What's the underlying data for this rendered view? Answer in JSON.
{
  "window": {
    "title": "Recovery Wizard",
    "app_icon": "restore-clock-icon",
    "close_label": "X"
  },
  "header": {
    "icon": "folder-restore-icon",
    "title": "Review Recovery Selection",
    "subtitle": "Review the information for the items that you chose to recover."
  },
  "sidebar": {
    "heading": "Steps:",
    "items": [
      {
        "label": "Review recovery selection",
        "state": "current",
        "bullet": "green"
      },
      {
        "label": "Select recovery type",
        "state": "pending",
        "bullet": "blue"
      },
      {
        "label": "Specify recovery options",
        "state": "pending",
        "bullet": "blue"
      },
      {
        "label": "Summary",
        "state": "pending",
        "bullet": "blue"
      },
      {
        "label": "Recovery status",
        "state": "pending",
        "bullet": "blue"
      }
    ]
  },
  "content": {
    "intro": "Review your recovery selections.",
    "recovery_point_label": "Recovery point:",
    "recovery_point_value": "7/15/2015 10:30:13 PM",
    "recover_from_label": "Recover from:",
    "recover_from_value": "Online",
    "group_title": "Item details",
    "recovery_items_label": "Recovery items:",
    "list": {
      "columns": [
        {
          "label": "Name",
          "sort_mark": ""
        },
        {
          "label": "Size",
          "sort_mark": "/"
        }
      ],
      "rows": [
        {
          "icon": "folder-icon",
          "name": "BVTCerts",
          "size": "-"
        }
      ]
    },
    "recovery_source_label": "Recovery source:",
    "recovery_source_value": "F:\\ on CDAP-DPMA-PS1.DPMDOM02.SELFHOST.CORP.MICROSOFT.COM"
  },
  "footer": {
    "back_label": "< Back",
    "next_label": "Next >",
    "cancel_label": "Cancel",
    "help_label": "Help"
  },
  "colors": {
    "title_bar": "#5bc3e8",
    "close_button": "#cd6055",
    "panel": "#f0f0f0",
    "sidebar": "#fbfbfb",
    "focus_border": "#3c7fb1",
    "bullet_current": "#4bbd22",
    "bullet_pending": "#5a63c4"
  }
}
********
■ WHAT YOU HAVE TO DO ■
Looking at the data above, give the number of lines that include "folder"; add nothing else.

■ ANSWER TO THE EXERCISE ■
2